A recent opinion paper in Trends in Plant Science backs this up, digging into some of the biggest reasons why we are especially amenable to anti-GMO messages. For one, we fall into a common logical fallacy known as “psychological essentialism,” which psychologist Tania Lombrozo describes on NPR’s Cosmos & Culture as: “the tendency to think of species as being defined by some underlying essence that makes an individual the kind of organism that it is, and that gives rise to its core properties, such as what it looks like and how it tastes.”
To be clear: That’s not true, or organ transplants would be a lot weirder than they already are. There is nothing ineffably, indescribably me about my lung, were it to be removed from the rest of me — same goes for any random section of my DNA. Anti-GMO-food activists who use the “fishy tomato” argument are falling into the same fallacy: Of all the reasons you might be concerned about engineered tomatoes, them tasting of tuna is not one.
Lombrozo also highlights our weird preference for things to be “natural” — even if we don’t really understand what that means:
A 2012 article on European and American beliefs about the meaning of “natural” found that for many people it’s defined by negation: When it comes to food, the natural is that which does not involve additives, processing or human intervention. Consistent with these ideas, a study published in 2014 found that genetic hybrids were judged more negatively when they came about via genetic modification than via natural procreation, even when the gene combinations themselves were the same. Cisgenic modification was also judged more natural than transgenic modification, though neither was judged favorably by most respondents.
There’s no doubt these forces are at work when we think about the (so far, still only theoretical) idea of GMO humans. But the fact of the matter is that we do plenty of unnatural things in the name of medicine (or, like, ideal crunch factor): for example synthetic insulin (which we churn out using bacteria and yeast), or titanium knee replacements, or pacemakers. It seems that in certain cases, if the unnatural technology directly solves a problem or saves a life, we tend to be OK with it.
So just for the moment, put aside your dystopian concerns of a genetically “perfected” human societies — there are plenty of chronic or fatal diseases we might hope to cure with some kind of gene-editing technology, says Zimmer:
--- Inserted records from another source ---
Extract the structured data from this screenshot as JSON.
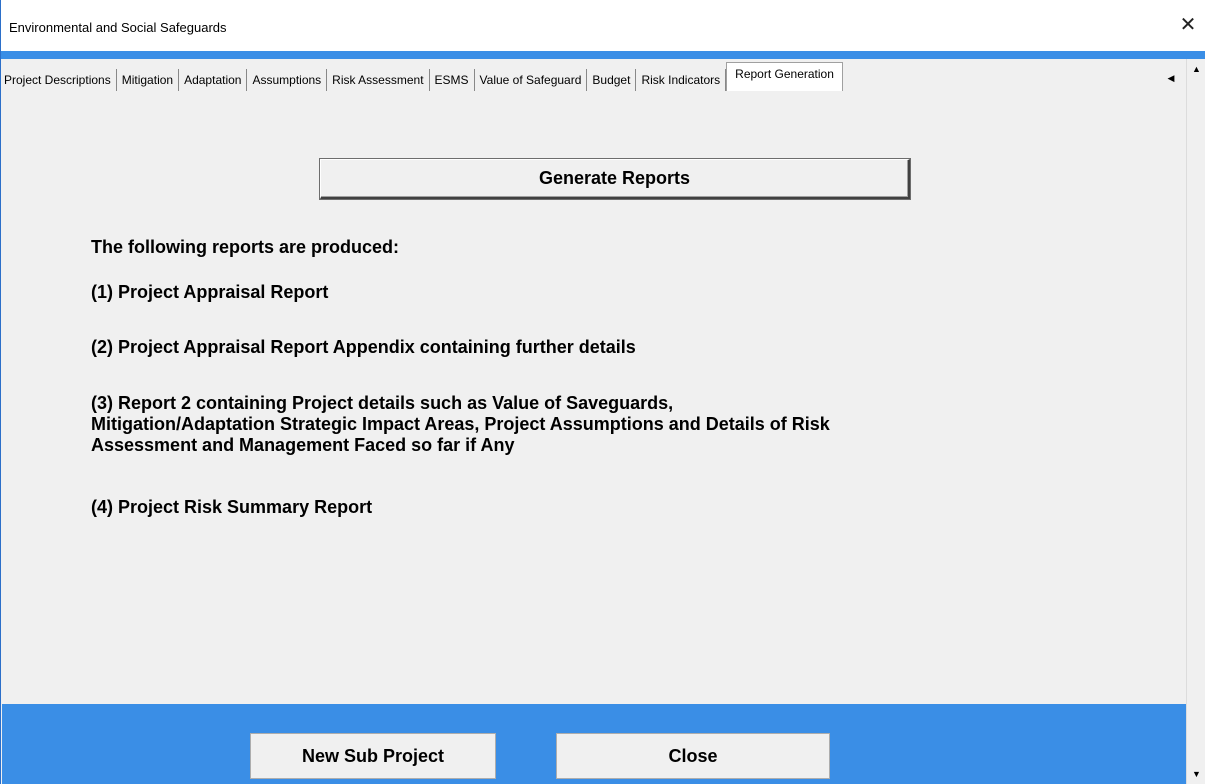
{
  "window": {
    "title": "Environmental and Social Safeguards",
    "close_glyph": "✕"
  },
  "tabs": [
    {
      "label": "Project Descriptions",
      "active": false
    },
    {
      "label": "Mitigation",
      "active": false
    },
    {
      "label": "Adaptation",
      "active": false
    },
    {
      "label": "Assumptions",
      "active": false
    },
    {
      "label": "Risk Assessment",
      "active": false
    },
    {
      "label": "ESMS",
      "active": false
    },
    {
      "label": "Value of Safeguard",
      "active": false
    },
    {
      "label": "Budget",
      "active": false
    },
    {
      "label": "Risk Indicators",
      "active": false
    },
    {
      "label": "Report Generation",
      "active": true
    }
  ],
  "tab_scroll": {
    "left_glyph": "◀"
  },
  "scrollbar": {
    "up_glyph": "▲",
    "down_glyph": "▼"
  },
  "main": {
    "generate_button_label": "Generate Reports",
    "intro": "The following reports are produced:",
    "reports": [
      "(1) Project Appraisal Report",
      "(2) Project Appraisal Report Appendix containing further details",
      "(3) Report 2 containing Project details such as Value of Saveguards,",
      "Mitigation/Adaptation Strategic Impact Areas, Project Assumptions and Details of Risk",
      "Assessment and Management Faced so far if Any",
      "(4) Project Risk Summary Report"
    ]
  },
  "footer": {
    "new_sub_project_label": "New Sub Project",
    "close_label": "Close"
  },
  "colors": {
    "accent_blue": "#3a8ee6",
    "panel_gray": "#f0f0f0"
  }
}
Hemophilia, sickle cell anemia, cystic fibrosis – the list goes on and on. As I wrote in the Atlantic in 2013, a particularly cruel genetic disorder, fibrodysplasia ossificans progressiva causes people to grow a second skeleton. It’s caused by a mutation that changes a single “letter” of a single gene, called ACVR1. The protein encoded by the gene doesn’t work properly, triggering a wave of changes in people’s bodies, with the result that when they heal from a bruise, they replace entire chunks of muscle with new bone.
In some cases, people can offset many of the symptoms of genetic disorders with simple changes, like watching what they eat. In other cases, like hemophilia, they have to take regular doses of drugs to remain healthy. In other cases, like fibrodysplasia ossificans progressiva, there’s no effective treatment yet.
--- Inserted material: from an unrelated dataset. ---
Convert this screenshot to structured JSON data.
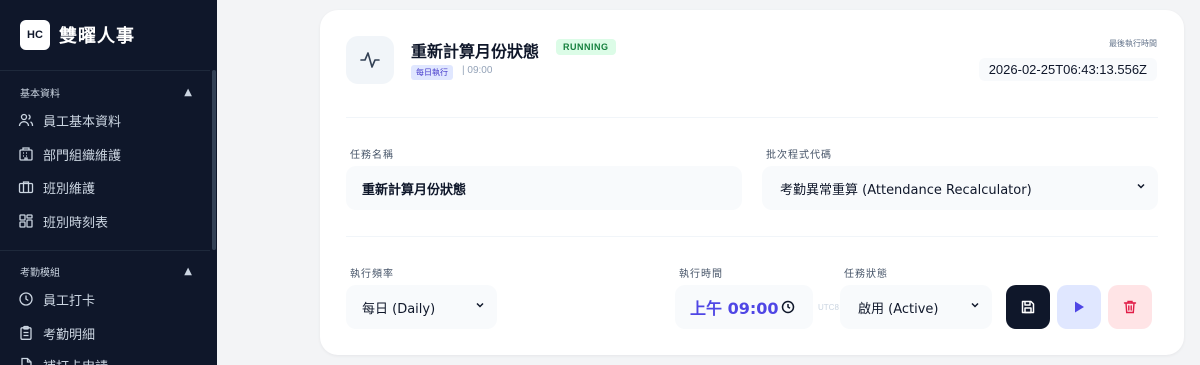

If we could detect and correct the gene responsible for fibrodysplasia ossifi — er, that creepy bone thing, would anyone really argue that we shouldn’t because it would be “unnatural” to do so? (Probably someone would, but still.) There is nothing natural, or at least nothing naturally superior, about slowly growing a second skeleton because you happen to have one miscopied base in one gene.
We can’t do that yet, as the Chinese scientists have effectively proved; like cloning in its early stages, CRISPR and other gene-altering therapies are too temperamental to reliably apply. The problem is that we can see what might be possible, without being able to say for certain what is possible — for good or for ill.